ASSIGNED TASK:
Go through the data below and return each line containing the word "Generation".

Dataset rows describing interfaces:
________________

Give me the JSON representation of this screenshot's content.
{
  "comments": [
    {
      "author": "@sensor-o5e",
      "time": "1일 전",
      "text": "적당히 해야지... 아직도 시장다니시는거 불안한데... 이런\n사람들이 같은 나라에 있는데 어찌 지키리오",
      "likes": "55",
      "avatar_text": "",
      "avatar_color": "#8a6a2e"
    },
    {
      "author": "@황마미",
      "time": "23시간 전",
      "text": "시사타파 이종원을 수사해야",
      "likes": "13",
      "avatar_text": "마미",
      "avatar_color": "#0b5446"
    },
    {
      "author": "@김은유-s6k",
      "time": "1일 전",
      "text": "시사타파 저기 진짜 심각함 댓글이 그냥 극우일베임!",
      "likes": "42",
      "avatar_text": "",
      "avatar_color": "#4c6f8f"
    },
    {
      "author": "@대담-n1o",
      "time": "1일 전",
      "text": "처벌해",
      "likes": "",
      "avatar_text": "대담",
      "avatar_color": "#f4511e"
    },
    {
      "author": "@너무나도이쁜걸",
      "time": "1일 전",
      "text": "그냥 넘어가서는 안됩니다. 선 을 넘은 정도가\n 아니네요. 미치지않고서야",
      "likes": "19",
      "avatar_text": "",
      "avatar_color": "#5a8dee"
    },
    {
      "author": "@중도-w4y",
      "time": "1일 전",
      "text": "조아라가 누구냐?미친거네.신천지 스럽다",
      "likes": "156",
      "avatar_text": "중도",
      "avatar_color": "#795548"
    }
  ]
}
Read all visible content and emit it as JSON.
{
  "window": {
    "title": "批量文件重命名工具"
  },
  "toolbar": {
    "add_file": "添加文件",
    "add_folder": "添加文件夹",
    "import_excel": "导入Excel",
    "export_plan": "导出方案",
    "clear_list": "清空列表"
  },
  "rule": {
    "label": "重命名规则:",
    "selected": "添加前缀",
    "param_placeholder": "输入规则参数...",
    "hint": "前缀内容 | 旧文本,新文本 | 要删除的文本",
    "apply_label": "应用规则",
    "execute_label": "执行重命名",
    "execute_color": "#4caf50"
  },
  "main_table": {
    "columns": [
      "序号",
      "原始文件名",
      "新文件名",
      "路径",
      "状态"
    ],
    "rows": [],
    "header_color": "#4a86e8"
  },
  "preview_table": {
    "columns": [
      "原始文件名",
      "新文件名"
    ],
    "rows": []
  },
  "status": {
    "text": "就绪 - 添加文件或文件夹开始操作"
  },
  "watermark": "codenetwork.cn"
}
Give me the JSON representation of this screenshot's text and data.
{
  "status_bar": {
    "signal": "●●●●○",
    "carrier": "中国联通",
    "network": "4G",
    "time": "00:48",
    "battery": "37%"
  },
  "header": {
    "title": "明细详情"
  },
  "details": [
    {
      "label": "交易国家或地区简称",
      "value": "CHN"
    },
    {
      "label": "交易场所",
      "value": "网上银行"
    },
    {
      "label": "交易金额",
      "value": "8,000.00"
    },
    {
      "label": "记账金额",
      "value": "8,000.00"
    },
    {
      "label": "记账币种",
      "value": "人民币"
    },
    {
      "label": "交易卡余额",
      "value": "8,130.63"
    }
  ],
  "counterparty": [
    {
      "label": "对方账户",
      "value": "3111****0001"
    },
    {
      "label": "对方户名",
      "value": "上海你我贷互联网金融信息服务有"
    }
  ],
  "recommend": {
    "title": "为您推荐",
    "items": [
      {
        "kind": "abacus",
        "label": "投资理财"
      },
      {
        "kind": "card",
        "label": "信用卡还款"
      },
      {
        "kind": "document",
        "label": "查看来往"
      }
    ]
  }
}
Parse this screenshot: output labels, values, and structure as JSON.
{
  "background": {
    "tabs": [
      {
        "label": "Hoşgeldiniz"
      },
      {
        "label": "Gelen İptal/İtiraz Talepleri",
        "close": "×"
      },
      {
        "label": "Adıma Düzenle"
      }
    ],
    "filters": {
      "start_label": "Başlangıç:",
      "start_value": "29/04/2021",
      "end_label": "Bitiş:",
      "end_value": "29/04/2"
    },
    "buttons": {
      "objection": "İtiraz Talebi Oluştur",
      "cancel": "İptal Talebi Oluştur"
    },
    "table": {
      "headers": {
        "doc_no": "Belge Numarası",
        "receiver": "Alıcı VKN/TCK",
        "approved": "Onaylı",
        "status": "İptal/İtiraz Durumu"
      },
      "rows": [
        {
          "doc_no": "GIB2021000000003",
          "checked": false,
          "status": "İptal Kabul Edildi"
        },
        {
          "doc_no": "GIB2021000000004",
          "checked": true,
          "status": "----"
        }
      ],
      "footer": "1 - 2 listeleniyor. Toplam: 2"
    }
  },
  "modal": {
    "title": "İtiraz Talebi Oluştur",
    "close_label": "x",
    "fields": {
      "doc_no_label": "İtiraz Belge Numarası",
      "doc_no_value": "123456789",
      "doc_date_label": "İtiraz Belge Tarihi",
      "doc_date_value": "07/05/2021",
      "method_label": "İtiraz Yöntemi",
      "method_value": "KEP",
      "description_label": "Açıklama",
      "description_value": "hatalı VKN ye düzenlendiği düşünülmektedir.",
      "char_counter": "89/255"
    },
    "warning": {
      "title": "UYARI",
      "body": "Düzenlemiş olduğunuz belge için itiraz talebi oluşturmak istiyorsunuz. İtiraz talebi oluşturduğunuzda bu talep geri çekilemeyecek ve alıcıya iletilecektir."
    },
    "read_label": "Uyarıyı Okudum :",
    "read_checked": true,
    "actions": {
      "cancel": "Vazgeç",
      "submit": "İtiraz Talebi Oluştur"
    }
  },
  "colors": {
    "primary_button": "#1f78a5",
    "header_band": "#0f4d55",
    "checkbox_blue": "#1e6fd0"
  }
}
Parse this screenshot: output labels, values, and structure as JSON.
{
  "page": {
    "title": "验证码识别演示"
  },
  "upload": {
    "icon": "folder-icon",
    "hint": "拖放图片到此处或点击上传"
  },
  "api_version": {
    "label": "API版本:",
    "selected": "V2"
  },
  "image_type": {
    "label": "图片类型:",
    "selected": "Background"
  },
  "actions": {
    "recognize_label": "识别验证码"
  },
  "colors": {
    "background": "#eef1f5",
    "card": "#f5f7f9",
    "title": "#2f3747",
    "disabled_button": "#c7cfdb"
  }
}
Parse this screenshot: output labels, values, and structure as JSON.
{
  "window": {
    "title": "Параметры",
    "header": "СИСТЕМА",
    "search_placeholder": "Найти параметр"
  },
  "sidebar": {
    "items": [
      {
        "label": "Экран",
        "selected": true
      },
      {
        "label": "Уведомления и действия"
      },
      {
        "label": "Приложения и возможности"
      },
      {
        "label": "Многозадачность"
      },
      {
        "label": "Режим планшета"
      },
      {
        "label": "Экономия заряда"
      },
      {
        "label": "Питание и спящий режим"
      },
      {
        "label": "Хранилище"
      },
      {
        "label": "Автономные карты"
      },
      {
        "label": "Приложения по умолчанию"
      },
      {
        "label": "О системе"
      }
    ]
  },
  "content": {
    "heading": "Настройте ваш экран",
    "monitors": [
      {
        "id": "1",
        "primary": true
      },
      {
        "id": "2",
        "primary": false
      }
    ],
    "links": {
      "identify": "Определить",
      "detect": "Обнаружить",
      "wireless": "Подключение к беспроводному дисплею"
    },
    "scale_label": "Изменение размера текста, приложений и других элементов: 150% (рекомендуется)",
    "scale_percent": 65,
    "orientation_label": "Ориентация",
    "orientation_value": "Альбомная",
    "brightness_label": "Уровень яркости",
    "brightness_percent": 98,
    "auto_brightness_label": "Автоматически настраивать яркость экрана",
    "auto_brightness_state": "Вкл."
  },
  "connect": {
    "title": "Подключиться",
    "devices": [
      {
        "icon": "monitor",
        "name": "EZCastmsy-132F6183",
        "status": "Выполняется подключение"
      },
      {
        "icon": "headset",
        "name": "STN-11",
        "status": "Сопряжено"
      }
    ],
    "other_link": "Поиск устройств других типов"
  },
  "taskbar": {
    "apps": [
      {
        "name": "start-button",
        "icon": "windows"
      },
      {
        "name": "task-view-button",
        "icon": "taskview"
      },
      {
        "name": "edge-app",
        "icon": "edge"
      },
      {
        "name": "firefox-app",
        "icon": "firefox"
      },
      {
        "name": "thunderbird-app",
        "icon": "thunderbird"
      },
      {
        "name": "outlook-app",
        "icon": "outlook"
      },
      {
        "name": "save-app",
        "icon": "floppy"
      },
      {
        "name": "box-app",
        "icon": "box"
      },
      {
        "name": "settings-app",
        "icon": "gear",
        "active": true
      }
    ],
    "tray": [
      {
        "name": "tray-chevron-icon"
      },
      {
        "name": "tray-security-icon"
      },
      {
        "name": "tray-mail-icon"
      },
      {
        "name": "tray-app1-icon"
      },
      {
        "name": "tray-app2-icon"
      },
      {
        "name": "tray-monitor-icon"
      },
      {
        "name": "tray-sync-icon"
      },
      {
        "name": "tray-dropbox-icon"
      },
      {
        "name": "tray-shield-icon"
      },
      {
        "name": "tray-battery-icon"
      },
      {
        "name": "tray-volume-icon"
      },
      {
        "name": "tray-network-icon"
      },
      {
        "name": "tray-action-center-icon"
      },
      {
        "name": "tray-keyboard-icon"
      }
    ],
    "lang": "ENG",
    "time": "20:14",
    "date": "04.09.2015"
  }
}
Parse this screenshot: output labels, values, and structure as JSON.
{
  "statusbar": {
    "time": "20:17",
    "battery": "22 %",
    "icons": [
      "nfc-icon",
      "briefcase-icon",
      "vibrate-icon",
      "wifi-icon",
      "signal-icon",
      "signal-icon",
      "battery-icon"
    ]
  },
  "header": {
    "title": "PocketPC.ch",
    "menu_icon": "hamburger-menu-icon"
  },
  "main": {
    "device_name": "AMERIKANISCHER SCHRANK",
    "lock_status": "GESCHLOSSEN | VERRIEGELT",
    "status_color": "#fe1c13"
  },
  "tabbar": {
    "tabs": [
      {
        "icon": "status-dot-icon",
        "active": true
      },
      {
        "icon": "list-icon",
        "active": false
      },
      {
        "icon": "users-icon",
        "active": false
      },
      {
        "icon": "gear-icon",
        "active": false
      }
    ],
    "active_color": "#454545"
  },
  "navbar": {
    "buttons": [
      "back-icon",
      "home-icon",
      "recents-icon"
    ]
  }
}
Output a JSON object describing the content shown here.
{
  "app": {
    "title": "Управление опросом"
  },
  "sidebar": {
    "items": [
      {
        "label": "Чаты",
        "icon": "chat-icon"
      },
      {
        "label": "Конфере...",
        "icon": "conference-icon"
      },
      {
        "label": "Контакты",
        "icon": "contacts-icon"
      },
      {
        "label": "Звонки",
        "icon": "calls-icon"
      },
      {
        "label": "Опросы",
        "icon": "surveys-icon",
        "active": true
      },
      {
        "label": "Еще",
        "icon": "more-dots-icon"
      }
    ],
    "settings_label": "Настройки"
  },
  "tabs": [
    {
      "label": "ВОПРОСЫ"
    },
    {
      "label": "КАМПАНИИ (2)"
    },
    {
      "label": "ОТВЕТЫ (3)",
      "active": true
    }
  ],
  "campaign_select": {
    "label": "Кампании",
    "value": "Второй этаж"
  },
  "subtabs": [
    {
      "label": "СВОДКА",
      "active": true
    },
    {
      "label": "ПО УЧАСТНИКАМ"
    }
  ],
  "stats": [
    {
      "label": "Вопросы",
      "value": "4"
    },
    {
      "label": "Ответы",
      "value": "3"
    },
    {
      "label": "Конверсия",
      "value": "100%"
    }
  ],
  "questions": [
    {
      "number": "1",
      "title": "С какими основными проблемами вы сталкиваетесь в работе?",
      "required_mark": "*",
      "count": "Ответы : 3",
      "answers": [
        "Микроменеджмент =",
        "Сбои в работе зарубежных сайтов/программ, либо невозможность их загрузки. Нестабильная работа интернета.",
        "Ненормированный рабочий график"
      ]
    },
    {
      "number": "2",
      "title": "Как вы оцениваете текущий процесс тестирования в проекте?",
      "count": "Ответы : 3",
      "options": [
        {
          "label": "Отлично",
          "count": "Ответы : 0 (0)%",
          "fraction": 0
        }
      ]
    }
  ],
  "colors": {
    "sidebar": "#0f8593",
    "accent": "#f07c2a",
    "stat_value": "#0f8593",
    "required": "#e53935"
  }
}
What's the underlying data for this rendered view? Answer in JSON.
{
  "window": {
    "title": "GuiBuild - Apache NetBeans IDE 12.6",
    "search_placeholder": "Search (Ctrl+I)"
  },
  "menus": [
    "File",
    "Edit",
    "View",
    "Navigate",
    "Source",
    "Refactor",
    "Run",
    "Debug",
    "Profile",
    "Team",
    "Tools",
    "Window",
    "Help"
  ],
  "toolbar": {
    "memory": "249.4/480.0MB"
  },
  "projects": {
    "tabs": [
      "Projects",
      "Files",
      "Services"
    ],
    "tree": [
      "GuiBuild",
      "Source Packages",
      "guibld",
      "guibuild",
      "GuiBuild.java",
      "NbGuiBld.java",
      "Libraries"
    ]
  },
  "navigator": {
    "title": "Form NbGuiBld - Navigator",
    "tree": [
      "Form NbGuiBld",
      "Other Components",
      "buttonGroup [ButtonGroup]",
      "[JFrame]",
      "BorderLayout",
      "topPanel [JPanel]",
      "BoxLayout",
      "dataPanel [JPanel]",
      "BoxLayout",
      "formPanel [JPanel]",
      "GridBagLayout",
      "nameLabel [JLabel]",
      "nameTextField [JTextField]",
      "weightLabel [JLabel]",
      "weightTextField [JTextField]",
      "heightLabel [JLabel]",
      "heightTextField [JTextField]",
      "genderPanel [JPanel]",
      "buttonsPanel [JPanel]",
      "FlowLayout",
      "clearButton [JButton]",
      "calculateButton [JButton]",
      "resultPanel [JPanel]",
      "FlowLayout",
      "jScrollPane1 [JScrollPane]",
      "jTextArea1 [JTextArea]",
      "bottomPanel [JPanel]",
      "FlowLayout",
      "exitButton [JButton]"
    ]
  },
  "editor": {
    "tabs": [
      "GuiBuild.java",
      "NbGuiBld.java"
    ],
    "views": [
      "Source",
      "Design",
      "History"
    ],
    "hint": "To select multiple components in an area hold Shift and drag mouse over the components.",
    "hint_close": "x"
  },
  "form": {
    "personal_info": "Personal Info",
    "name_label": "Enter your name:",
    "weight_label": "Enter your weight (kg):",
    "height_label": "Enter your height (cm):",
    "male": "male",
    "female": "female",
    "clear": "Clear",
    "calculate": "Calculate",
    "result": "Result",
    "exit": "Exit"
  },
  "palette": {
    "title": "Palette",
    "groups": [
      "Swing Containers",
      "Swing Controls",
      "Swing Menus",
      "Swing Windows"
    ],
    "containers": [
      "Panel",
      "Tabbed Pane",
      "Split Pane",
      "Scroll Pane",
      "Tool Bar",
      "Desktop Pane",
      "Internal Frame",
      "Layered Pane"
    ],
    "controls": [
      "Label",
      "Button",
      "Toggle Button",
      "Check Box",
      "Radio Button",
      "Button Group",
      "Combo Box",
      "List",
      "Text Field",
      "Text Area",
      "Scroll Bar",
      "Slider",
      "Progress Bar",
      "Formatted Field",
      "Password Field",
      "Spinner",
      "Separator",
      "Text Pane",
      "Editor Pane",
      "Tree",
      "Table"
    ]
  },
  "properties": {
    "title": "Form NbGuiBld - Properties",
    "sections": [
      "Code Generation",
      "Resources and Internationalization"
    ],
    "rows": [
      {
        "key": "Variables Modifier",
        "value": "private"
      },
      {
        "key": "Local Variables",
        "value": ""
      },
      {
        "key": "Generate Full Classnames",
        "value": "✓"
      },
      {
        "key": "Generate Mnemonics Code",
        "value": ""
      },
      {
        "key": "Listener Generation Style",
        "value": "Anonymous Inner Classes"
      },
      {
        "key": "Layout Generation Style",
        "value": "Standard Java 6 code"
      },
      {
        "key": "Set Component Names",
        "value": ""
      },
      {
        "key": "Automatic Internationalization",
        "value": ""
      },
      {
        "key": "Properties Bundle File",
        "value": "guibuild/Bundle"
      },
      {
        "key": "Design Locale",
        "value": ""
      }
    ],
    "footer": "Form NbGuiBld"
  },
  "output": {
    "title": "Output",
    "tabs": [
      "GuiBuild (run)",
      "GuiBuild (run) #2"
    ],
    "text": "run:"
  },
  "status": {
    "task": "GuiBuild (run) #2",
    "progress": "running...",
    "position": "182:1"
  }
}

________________

ANSWER TO THIS PROBLEM:
      "Code Generation",
        "key": "Listener Generation Style",
        "key": "Layout Generation Style",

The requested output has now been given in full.